We found no merit in these two grounds
which failed.

On ground 9 Mr. Ruhindi submitted that it was premature for the Court
of appeal to hold that the appellant was jointly and severally liable with
the
other defendants to pay the debt. Mr.Kalibala, supported the finding of the
court because, in his view, paragraph 2 of the amended plaint shows that
the appellant is one of the directors of the first defendant company and
therefore liable to be sued.


This ground of appeal is based on the
following sentence in the judgment of the Court of Appeal.





"Therefore the appellant is jointly and severely (sic) liable with Kapeeka
Coffee Works Ltd for the debt".

On the face of it that
sentence may be taken to mean that the court declared the appellant liable to
pay the debt. When the passage
is read in the context of the whole judgment and
the reason why the appeal was lodged, the passage can only mean and must be
understood
to mean that the appellant was liable to be sued for the debt and
that there was cause of action against him. The Court of Appeal
could not
reasonably have found the appellant liable to pay a debt which had not yet been
proved against him. Ground nine also failed.

In the tenth ground of appeal, the appellant's counsel complained that the
Court of Appeal erred when it held that the preliminary
objection was a mere
technicality without any merit.


Considering the history of this case,
we are satisfied that the Court of Appeal was justified in treating the
preliminary objection
as a mere technicality. The arguments by Mr.Ruhindi
concerning the issue of a mere technicality, were based on his contention that
Kapeeka Coffee Works Ltd and Kapeeka Coffee Hulleries were not the same company
and that the word 'Kapeka' and 'Kapeeka' were entirely
different. In our view
the matters complained of did not affect the respondent's claim against the
appellant and the Court of Appeal
rightly referred to them as a mere
technicality.

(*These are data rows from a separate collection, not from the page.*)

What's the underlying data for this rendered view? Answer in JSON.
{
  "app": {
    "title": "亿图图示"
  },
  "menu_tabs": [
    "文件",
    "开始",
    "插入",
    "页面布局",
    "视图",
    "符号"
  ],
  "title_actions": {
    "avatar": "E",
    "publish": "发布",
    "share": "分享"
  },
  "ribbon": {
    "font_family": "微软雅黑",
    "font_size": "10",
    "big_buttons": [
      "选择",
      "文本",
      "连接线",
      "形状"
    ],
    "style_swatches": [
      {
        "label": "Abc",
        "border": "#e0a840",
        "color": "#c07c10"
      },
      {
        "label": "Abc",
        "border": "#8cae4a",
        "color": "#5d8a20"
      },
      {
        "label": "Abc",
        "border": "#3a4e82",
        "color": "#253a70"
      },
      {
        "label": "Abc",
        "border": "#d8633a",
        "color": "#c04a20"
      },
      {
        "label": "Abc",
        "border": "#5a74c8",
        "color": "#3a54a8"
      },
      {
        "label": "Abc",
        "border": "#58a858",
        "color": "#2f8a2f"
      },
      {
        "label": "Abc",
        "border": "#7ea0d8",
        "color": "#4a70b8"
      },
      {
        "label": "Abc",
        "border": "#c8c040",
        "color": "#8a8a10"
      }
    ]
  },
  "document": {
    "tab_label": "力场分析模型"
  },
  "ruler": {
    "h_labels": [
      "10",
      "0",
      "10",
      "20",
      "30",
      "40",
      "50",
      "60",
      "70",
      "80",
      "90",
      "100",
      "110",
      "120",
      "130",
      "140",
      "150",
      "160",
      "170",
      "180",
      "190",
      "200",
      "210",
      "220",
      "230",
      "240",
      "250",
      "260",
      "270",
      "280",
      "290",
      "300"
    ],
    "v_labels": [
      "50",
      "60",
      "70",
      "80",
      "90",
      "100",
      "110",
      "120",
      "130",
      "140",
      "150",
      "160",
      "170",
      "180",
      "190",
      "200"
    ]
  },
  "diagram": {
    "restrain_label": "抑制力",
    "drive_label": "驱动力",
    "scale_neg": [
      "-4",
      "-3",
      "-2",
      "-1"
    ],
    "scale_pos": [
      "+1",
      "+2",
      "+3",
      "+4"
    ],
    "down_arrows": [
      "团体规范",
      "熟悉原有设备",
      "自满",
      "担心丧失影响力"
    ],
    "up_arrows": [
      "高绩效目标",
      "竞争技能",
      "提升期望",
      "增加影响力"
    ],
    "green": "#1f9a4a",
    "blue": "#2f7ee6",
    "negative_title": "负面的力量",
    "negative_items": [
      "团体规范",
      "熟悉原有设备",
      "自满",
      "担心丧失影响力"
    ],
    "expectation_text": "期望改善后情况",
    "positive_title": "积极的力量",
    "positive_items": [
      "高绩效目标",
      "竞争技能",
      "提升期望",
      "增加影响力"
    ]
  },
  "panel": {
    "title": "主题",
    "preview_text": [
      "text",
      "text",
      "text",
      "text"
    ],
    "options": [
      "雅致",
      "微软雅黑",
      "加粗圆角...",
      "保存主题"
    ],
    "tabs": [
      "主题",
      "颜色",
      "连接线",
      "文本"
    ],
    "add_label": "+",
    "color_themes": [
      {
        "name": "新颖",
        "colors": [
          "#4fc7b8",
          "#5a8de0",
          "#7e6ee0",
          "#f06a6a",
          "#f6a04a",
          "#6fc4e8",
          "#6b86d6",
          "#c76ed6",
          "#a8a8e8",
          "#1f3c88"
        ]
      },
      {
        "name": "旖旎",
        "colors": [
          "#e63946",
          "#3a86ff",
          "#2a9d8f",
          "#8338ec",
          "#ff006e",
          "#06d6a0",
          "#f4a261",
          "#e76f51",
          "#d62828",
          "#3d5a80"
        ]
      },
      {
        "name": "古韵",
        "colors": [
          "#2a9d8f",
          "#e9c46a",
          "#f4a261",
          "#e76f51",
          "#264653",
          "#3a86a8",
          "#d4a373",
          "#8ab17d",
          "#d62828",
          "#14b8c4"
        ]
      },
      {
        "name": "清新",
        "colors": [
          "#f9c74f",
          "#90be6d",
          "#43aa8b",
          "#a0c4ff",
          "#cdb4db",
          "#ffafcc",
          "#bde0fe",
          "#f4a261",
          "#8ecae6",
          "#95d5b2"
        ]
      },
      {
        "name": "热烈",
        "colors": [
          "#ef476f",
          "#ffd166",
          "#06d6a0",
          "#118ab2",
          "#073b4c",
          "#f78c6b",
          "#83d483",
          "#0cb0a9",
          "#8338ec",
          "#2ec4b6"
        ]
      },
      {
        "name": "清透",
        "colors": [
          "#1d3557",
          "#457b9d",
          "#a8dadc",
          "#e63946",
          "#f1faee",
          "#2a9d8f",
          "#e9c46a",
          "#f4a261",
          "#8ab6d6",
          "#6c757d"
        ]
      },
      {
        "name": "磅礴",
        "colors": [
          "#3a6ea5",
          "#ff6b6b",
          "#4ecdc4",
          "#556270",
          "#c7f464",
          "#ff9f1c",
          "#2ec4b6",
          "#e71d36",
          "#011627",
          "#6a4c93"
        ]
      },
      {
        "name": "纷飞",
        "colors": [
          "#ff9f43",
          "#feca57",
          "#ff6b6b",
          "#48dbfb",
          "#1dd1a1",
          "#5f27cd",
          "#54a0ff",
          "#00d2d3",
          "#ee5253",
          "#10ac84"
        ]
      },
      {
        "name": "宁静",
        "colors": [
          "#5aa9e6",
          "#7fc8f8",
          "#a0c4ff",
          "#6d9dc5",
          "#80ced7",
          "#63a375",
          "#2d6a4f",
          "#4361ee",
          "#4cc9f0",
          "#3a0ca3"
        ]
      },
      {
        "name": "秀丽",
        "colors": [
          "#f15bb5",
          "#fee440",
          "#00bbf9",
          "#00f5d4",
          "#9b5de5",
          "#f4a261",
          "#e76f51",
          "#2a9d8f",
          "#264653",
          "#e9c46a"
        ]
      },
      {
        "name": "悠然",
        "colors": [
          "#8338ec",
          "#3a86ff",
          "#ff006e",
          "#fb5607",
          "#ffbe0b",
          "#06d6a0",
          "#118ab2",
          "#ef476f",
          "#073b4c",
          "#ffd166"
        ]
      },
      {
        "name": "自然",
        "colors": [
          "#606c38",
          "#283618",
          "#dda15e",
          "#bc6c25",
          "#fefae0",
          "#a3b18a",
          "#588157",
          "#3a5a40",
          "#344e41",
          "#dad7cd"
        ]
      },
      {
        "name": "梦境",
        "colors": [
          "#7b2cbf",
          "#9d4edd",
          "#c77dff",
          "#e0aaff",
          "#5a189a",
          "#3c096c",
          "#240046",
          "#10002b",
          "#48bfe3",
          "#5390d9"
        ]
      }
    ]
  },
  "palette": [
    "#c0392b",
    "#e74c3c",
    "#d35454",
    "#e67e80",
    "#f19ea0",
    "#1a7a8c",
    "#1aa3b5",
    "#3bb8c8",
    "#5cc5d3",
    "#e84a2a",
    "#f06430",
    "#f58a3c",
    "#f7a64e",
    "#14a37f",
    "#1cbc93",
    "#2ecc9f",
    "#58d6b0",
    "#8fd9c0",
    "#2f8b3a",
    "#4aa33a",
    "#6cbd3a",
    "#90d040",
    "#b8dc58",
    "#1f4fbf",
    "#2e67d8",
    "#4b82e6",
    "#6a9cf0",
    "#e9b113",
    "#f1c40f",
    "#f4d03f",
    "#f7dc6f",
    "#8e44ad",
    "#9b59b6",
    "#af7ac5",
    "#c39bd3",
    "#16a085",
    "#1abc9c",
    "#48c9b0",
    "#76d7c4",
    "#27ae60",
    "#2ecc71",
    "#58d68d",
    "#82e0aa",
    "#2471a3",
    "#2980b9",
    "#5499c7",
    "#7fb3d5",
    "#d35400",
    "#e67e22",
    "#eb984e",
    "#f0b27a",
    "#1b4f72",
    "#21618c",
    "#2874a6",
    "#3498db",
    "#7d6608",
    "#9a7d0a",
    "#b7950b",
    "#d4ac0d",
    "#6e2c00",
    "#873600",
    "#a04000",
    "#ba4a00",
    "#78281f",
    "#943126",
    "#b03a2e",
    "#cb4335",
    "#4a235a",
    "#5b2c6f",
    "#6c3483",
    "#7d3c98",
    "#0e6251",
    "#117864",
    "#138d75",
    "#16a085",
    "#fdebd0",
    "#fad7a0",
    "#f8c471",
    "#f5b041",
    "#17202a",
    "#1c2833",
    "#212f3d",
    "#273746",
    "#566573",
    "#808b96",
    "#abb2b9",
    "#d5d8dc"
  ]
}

There was no merit in this ground, it failed.





It was for those reasons that we dismissed the
appeal.




Dated at Mengo this 20th day of April 2004





A.H.O. Oder,

Justice of the Supreme Court

J.N.W. Tsekooko
Justice of the Supreme
Court

J. N. Karokora
Justice of the Supreme
Court

G.W. Kanyeihamba
Justice of the Supreme
Court

C.M. Kato
Justice of the Supreme Court